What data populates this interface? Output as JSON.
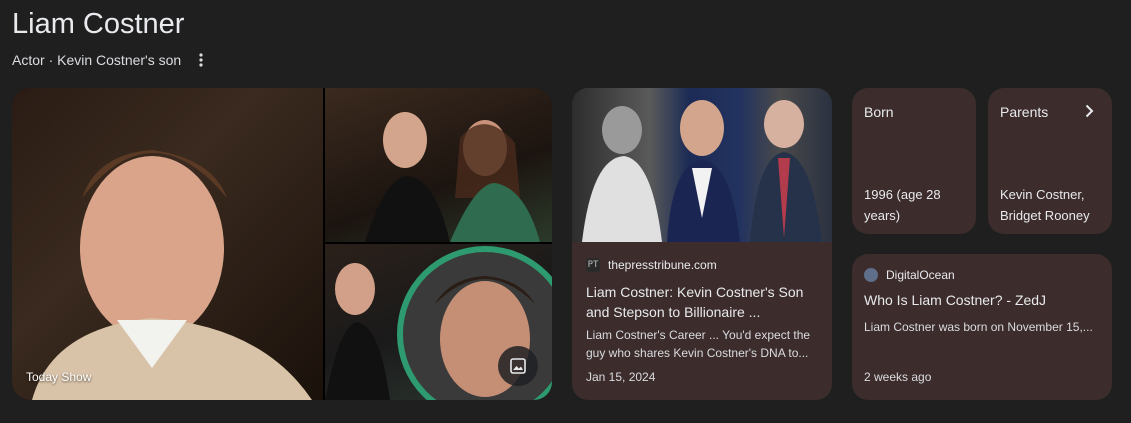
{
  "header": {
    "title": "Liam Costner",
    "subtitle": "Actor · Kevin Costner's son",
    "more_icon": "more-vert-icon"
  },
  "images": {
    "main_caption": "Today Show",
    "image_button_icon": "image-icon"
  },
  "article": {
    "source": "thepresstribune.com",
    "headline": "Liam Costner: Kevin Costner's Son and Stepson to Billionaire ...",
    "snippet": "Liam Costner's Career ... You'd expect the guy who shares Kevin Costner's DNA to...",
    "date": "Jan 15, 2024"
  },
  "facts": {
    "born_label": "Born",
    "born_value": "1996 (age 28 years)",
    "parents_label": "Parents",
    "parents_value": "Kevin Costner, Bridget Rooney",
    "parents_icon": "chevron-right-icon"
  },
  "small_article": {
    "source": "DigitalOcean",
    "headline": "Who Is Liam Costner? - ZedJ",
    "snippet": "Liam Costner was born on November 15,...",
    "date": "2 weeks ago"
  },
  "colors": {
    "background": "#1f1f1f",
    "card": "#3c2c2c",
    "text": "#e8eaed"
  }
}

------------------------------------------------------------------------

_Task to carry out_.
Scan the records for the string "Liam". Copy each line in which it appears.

_Written response_.
    "title": "Liam Costner",
    "headline": "Liam Costner: Kevin Costner's Son and Stepson to Billionaire ...",
    "snippet": "Liam Costner's Career ... You'd expect the guy who shares Kevin Costner's DNA to...",
    "headline": "Who Is Liam Costner? - ZedJ",
    "snippet": "Liam Costner was born on November 15,...",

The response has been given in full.